**Description of the task:** Give the number of lines in the data that contain "class", and nothing more.

**Data extract:**
^^^^^^^^

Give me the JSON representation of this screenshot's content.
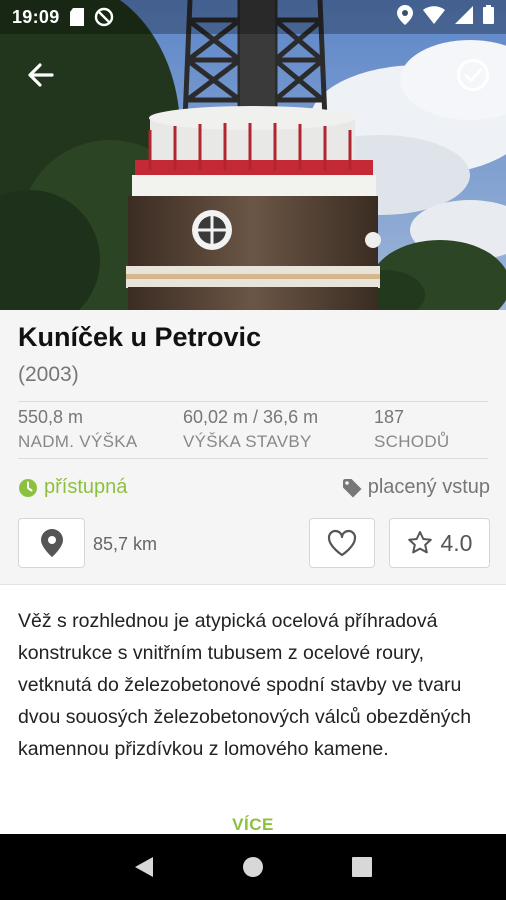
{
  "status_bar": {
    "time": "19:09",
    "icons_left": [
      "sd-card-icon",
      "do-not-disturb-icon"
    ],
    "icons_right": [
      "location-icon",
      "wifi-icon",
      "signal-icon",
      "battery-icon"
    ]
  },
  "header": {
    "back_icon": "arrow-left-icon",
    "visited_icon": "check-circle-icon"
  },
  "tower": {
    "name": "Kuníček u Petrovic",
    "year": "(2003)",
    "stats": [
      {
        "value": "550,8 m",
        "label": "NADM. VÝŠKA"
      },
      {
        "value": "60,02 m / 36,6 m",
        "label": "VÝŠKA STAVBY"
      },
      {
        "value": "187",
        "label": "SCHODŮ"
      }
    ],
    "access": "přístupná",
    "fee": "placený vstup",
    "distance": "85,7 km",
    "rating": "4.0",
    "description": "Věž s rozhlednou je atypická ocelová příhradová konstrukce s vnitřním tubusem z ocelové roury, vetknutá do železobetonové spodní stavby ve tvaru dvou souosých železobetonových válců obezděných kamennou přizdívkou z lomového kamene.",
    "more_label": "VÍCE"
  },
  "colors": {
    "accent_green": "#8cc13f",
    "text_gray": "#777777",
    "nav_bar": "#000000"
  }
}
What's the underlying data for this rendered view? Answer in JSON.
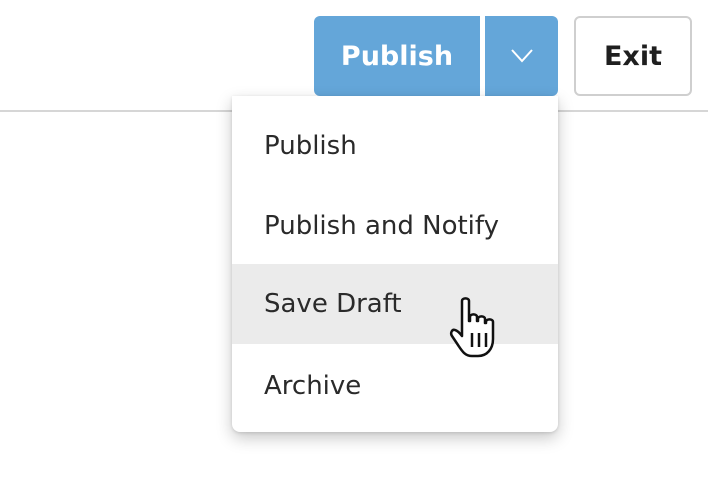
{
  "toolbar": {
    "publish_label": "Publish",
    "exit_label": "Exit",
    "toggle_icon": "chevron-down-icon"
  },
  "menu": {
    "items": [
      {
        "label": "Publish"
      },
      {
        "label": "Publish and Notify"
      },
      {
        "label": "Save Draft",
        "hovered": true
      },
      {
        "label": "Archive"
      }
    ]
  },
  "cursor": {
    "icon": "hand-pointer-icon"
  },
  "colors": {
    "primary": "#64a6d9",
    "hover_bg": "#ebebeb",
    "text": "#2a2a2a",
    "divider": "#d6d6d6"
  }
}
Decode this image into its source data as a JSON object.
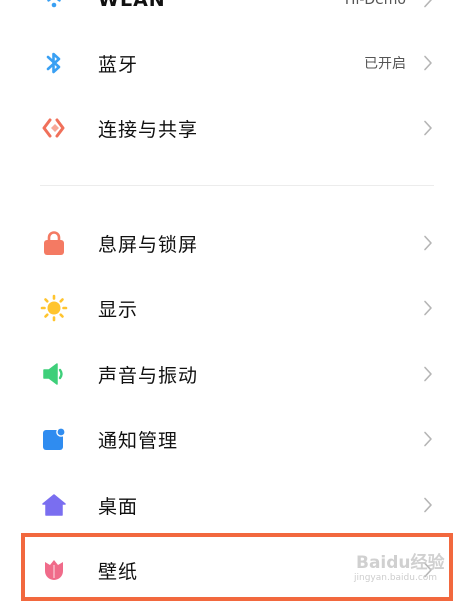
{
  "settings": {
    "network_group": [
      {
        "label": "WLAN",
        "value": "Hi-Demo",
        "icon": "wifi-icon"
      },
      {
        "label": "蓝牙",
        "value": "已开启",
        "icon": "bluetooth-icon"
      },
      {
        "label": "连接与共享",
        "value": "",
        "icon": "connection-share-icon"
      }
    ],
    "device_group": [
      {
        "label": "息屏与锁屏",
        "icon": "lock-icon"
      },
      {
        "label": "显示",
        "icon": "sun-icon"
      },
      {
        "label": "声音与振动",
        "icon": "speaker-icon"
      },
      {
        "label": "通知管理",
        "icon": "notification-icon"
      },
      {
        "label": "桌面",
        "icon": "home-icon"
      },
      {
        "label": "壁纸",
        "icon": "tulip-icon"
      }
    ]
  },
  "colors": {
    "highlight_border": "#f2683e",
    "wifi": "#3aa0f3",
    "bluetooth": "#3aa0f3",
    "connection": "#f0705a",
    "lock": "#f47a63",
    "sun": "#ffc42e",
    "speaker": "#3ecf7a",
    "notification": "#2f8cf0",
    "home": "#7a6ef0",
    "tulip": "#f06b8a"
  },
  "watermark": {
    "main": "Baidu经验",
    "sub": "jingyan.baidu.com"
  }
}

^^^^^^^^

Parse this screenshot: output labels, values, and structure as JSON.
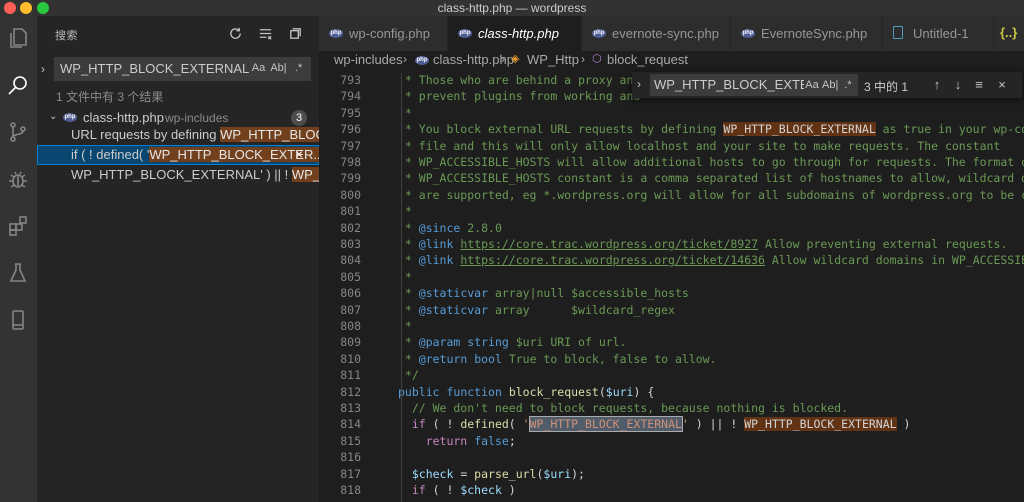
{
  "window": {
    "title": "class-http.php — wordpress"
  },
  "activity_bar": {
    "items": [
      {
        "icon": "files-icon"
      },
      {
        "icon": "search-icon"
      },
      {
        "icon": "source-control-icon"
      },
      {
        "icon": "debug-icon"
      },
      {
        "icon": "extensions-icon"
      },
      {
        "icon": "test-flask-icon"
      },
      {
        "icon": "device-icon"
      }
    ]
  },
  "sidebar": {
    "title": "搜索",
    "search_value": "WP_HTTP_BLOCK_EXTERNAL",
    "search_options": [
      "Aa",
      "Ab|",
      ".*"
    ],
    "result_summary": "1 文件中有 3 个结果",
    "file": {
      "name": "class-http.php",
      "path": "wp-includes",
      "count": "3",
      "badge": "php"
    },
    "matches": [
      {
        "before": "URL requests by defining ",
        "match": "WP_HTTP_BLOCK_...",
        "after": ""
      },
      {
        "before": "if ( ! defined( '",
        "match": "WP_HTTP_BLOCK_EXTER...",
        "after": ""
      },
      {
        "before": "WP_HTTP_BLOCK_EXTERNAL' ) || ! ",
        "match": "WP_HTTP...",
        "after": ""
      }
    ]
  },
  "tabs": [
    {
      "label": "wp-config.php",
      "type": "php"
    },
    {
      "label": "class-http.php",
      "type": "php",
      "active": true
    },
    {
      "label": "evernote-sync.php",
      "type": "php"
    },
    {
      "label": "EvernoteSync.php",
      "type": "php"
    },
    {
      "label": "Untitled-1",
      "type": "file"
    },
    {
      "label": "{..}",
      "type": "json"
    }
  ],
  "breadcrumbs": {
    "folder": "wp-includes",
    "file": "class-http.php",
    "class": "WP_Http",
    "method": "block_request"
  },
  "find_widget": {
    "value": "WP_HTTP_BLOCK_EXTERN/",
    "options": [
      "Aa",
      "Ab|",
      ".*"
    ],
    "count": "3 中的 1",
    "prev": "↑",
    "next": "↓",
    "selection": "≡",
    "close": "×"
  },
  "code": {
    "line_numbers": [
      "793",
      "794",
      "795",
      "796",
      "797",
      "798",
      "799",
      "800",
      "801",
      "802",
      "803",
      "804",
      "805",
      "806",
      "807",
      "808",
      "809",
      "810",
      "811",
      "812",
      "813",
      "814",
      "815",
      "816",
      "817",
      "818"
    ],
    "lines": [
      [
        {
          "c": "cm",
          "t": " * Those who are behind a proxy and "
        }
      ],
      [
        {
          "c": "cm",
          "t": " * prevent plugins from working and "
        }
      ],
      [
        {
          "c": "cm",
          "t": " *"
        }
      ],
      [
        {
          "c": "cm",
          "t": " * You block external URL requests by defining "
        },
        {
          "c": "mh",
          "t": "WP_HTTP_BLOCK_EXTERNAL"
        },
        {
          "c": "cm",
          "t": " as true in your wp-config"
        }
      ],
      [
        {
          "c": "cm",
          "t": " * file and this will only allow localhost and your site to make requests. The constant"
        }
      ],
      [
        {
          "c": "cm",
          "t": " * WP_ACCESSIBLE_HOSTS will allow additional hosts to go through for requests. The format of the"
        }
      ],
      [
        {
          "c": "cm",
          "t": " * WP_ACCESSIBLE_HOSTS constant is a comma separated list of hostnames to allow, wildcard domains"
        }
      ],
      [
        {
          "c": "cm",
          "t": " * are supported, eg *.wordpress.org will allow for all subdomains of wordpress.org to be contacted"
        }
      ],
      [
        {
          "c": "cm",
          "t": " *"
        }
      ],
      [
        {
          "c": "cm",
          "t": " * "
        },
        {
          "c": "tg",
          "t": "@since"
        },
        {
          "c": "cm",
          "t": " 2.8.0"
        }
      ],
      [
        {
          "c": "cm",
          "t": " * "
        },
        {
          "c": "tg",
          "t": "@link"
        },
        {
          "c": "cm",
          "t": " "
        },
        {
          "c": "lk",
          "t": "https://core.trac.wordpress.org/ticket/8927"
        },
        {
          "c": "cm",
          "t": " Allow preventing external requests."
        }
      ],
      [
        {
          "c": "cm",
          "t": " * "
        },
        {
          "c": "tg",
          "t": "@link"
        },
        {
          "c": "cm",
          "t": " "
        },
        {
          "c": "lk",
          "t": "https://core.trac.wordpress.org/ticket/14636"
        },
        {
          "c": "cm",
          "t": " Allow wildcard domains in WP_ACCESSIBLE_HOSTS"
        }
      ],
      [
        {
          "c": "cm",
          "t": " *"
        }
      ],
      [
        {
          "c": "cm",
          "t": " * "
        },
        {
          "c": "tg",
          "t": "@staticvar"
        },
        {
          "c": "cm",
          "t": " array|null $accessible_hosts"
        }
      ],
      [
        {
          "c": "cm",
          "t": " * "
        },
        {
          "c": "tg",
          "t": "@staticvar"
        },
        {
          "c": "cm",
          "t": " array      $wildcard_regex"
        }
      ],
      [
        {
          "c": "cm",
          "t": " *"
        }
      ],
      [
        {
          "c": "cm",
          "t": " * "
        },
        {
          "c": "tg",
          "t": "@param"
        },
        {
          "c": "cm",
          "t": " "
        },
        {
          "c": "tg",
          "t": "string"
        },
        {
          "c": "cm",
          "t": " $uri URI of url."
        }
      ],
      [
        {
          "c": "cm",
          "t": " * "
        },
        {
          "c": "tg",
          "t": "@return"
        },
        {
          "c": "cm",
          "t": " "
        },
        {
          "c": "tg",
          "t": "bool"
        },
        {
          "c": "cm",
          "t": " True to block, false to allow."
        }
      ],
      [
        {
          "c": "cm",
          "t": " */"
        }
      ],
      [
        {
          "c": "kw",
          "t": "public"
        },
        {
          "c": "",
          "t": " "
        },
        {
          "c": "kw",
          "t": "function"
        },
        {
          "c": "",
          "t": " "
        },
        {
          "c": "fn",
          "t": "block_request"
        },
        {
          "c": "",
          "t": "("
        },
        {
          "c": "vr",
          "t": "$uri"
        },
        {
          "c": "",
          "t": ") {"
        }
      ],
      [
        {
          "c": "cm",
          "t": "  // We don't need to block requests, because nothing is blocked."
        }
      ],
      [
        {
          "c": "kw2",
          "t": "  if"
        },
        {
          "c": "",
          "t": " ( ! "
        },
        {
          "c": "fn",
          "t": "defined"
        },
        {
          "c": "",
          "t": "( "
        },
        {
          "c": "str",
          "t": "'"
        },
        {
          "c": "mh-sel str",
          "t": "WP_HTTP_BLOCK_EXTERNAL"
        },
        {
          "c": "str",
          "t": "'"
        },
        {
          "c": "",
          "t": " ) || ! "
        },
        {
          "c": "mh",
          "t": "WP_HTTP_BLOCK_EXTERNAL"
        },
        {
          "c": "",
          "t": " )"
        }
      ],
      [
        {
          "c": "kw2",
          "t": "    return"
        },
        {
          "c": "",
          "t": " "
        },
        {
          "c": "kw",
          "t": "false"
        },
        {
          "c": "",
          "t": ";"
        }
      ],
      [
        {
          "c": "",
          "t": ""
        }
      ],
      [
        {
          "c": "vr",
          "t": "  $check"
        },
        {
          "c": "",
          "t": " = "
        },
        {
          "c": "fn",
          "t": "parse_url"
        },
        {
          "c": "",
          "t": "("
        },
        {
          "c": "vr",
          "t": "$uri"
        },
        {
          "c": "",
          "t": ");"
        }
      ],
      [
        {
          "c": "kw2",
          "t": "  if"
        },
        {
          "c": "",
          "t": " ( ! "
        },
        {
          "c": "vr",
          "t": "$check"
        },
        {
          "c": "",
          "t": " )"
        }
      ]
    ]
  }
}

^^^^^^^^

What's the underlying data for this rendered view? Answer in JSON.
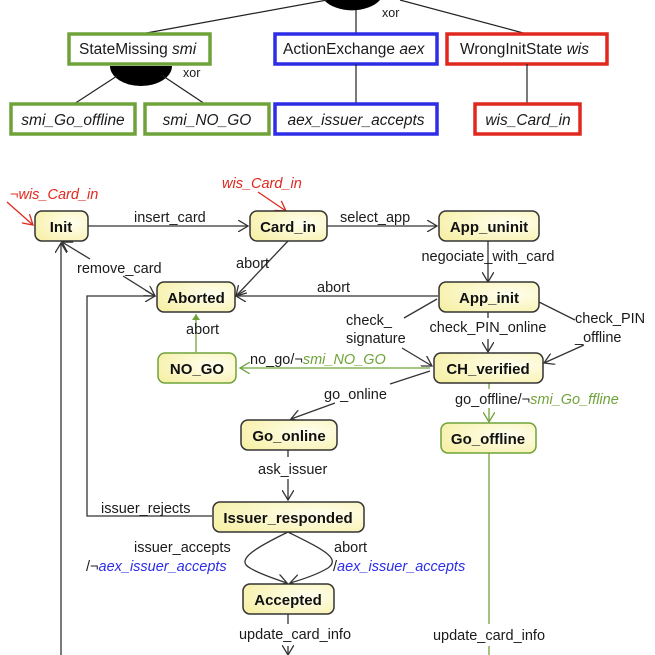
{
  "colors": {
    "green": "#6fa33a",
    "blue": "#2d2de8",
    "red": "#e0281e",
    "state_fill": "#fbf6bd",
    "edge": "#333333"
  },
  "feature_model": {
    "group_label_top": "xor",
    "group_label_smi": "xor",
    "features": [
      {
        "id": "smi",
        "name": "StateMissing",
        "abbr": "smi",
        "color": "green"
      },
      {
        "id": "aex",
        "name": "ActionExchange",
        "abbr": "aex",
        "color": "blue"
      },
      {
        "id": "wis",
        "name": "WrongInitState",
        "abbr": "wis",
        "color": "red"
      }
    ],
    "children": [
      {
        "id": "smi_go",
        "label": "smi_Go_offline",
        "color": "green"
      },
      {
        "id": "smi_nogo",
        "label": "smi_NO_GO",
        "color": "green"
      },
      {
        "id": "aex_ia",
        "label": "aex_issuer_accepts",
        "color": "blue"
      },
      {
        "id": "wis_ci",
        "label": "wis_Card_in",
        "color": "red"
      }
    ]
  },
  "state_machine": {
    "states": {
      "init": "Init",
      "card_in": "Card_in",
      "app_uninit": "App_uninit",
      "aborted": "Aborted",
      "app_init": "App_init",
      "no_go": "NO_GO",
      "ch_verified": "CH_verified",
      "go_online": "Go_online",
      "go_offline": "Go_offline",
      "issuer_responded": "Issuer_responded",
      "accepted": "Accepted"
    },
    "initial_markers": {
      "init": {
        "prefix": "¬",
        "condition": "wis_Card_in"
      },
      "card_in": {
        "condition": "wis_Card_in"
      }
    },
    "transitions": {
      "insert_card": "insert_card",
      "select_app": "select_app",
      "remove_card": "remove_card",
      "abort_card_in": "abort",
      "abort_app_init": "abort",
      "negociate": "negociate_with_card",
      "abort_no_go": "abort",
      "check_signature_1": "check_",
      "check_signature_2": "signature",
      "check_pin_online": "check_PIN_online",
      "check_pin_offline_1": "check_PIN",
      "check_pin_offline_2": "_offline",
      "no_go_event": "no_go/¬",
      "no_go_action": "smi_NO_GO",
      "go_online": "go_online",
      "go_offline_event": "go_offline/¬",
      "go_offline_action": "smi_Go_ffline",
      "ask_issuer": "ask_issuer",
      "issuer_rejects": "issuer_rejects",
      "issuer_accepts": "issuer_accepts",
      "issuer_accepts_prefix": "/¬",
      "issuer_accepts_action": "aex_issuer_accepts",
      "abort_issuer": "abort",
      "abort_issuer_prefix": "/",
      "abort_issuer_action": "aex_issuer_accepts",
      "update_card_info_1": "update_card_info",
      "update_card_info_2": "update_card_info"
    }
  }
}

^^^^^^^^

**Worked solution:** 5